** Opening Exercise inputs block **
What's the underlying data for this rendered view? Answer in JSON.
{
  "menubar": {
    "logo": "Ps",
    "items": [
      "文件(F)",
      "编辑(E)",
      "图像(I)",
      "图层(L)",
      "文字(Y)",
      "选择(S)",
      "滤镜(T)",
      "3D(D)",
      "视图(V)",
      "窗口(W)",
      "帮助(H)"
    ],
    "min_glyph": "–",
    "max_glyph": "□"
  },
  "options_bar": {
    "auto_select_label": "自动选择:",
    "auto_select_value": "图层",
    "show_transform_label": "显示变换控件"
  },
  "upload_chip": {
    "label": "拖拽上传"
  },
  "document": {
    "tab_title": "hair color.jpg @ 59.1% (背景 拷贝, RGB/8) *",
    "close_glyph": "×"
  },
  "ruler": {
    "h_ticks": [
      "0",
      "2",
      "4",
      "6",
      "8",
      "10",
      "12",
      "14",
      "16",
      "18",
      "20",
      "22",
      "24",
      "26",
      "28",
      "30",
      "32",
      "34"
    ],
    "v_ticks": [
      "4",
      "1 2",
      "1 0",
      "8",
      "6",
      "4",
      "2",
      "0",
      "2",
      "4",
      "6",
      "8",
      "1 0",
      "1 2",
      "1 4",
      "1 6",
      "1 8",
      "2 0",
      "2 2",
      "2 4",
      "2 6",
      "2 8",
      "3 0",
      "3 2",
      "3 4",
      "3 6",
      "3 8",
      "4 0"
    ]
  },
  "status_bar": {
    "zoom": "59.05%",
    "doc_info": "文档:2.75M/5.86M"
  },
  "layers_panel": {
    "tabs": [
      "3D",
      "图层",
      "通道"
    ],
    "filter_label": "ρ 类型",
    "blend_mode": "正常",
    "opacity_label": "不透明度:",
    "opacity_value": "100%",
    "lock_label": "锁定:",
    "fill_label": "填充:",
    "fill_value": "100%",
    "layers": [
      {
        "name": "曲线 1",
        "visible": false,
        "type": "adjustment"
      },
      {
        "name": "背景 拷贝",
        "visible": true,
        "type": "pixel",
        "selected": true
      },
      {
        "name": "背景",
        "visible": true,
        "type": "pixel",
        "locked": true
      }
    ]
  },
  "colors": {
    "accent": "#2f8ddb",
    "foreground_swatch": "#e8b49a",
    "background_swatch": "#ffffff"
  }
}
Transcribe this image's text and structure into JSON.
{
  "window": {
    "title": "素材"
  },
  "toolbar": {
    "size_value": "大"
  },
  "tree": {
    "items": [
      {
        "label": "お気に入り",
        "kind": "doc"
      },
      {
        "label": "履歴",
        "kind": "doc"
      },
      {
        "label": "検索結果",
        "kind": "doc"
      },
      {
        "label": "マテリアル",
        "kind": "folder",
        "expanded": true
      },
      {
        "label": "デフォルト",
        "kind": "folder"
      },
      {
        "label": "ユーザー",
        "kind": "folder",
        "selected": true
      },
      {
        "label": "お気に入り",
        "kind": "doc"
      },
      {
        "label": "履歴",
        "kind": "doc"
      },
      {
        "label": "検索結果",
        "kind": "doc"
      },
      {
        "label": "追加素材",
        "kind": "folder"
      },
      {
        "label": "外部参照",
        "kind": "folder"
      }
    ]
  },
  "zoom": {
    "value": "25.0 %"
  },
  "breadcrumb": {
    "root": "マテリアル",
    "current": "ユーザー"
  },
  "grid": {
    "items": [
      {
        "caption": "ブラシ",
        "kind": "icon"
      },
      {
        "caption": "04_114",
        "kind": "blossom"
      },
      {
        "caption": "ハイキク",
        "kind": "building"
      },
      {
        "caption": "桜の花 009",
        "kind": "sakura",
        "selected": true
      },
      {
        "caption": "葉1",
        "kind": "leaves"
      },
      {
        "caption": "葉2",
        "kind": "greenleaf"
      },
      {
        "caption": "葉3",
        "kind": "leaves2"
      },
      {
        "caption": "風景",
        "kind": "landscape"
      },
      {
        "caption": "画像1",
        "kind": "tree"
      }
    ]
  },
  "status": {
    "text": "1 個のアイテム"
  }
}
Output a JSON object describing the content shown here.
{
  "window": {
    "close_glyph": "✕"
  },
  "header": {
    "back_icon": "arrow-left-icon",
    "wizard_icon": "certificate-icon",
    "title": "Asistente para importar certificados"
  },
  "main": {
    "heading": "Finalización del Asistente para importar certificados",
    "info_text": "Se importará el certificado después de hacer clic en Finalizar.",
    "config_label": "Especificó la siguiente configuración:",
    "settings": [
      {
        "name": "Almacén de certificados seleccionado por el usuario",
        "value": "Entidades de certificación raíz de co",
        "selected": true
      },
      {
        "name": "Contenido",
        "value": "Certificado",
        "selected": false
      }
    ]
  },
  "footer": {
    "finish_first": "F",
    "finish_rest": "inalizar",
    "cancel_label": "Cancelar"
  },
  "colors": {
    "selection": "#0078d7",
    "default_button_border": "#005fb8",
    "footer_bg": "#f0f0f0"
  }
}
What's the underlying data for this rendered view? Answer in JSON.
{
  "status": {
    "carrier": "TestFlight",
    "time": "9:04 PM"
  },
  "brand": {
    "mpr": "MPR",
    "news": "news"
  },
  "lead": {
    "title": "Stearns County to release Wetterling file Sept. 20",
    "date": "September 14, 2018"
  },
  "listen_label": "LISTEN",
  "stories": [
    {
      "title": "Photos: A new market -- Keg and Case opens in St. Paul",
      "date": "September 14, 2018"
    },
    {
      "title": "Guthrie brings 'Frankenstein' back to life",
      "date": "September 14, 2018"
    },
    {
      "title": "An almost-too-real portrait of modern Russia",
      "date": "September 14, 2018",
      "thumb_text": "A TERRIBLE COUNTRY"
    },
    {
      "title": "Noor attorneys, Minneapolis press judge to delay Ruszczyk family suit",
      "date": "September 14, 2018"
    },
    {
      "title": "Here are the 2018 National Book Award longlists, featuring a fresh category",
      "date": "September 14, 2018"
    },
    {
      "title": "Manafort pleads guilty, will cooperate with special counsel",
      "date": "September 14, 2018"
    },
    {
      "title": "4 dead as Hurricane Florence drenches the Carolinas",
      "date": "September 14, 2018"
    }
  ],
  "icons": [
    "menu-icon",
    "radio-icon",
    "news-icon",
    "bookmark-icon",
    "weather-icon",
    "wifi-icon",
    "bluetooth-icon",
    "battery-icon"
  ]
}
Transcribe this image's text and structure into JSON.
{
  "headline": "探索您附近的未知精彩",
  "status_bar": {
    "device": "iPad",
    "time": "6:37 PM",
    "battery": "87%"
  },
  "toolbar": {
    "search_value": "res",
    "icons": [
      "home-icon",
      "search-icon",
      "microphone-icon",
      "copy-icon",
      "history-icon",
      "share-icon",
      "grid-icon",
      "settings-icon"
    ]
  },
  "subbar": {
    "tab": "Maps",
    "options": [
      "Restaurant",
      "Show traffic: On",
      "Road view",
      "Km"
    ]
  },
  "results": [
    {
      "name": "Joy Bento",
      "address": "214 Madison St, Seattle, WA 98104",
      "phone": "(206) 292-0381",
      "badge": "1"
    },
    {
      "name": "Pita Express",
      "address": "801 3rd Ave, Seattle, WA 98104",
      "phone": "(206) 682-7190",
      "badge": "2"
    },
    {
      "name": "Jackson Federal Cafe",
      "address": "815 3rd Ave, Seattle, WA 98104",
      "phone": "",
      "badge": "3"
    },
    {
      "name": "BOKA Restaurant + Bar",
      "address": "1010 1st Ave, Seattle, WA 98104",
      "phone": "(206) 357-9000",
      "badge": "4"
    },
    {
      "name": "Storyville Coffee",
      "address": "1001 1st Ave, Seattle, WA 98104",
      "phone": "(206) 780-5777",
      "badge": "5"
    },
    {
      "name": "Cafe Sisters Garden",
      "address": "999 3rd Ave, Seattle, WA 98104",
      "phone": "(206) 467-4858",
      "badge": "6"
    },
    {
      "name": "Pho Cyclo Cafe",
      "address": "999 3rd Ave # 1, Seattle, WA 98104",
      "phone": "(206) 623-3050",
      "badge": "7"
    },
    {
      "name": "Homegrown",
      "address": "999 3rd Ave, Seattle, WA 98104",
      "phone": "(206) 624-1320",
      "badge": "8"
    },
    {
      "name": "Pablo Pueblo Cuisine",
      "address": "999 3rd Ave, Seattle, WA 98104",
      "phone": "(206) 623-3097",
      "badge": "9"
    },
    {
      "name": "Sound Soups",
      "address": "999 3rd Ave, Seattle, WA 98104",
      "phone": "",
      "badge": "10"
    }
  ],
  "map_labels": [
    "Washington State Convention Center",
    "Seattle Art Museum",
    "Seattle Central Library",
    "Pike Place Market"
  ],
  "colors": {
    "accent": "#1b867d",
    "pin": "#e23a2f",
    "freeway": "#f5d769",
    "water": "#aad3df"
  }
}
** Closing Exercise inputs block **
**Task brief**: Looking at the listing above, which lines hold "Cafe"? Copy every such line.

**Answer to this problem**:
      "name": "Jackson Federal Cafe",
      "name": "Cafe Sisters Garden",
      "name": "Pho Cyclo Cafe",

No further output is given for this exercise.